And we shouldn’t lose sight of the even more slippery and sinister part of the RSS’s sinister agenda: The simultaneous conversion of a few hundred million people from Hinduism to Hindutva, the rancourous, intellectually and morally impoverished version of Hinduism that the RSS propagates.
This is a dour doctrine that — like other religious fundamentals — makes no distinction between myth and history, science and religious belief, and often comes close to caricature. It believes that Hinduism is a thought system perfect from its very origins, that all the problems of modernity and history were foreseen by Hindu sages 2,000 years ago, that all modern scientific achievement was prefigured in Hindu thought, that Indians of all faiths are “culturally Hindu,” that India’s four-fifths Hindu majority is under threat from minorities, and that all Hindus should fall in line with a singular interpretation of Hindu tradition controlled by a central authority. That body would be — surprise, surprise — the RSS.
What’s the view of the Modi government on all of this? In the firestorm that has erupted around the conversion issue, one man’s refusal to comment has come to seem as meaningful as any argument: Modi, who in recent months has taken his message of development and an economically resurgent India to many parts of the world, has remained shamefully silent. (As usual, his friends in the media have found inventive ways of coming to his defence.)
Perhaps this nongesture reflects Modi’s divided allegiance between the oaths and responsibilities of his present post and the convictions and prejudices of his often murky past. But there’s no getting past the truth that the evasion by this allegedly firm and decisive leader — the holder of the largest majority in India’s parliament in three decades — of the conversion debate holds profound implications for the freedom and future of all of India’s 1.2 billion people.

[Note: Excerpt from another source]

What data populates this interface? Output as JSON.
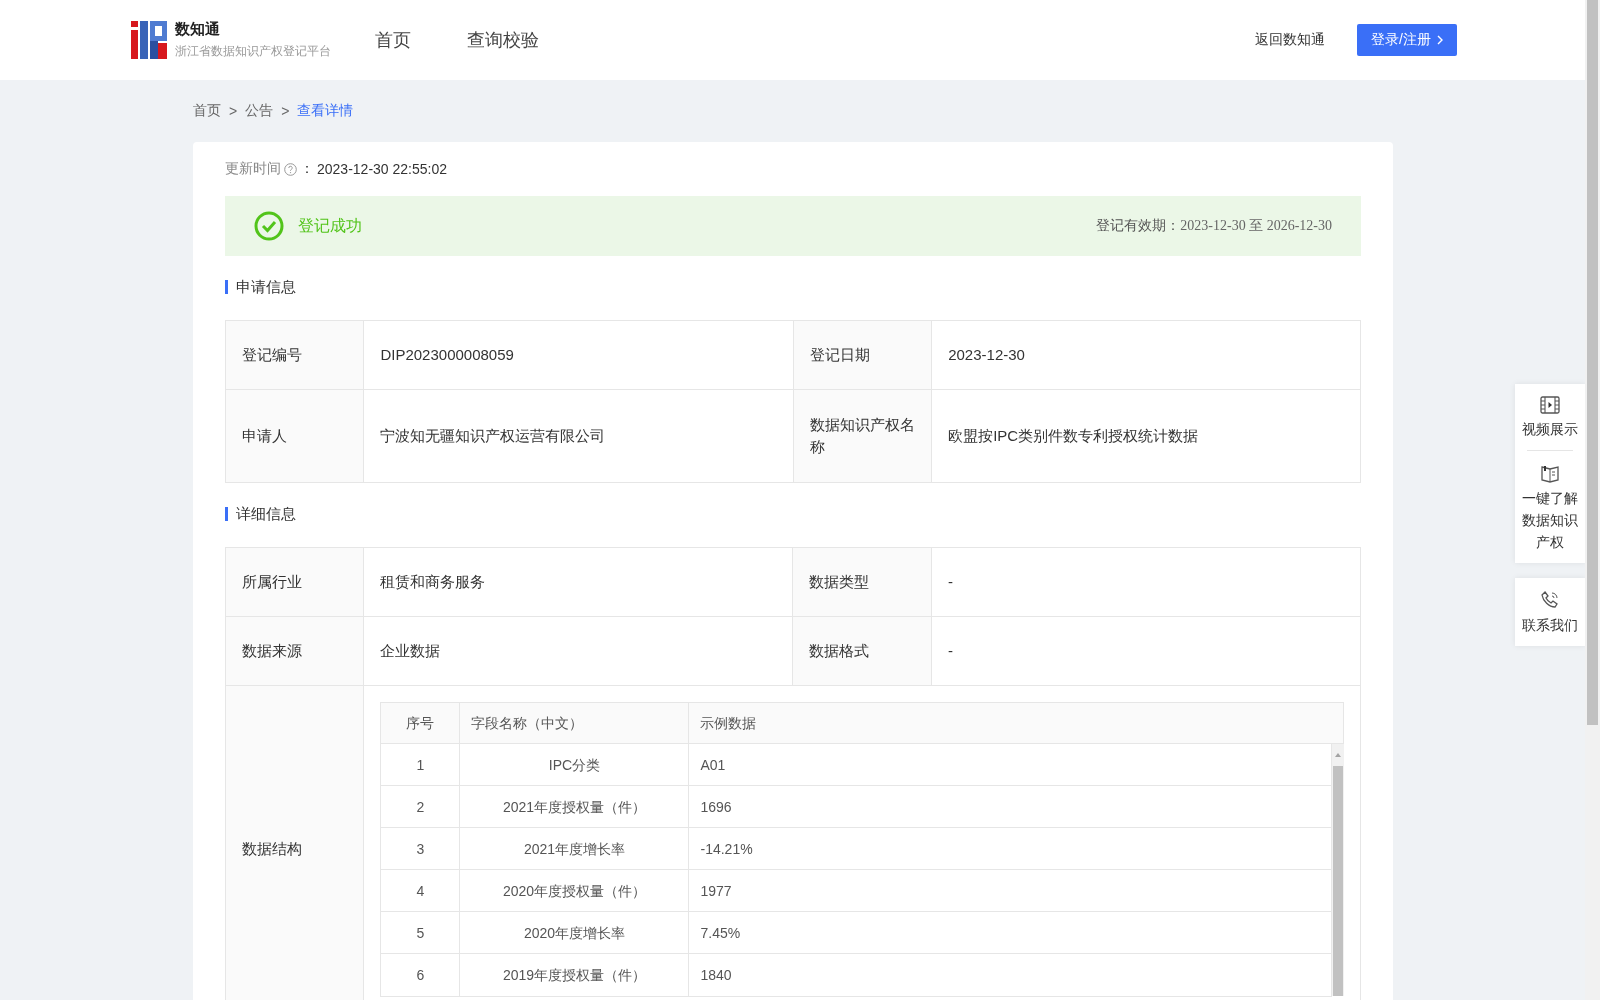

— Washington Post
Novelist Chandrahas Choudhury is based in New Delhi.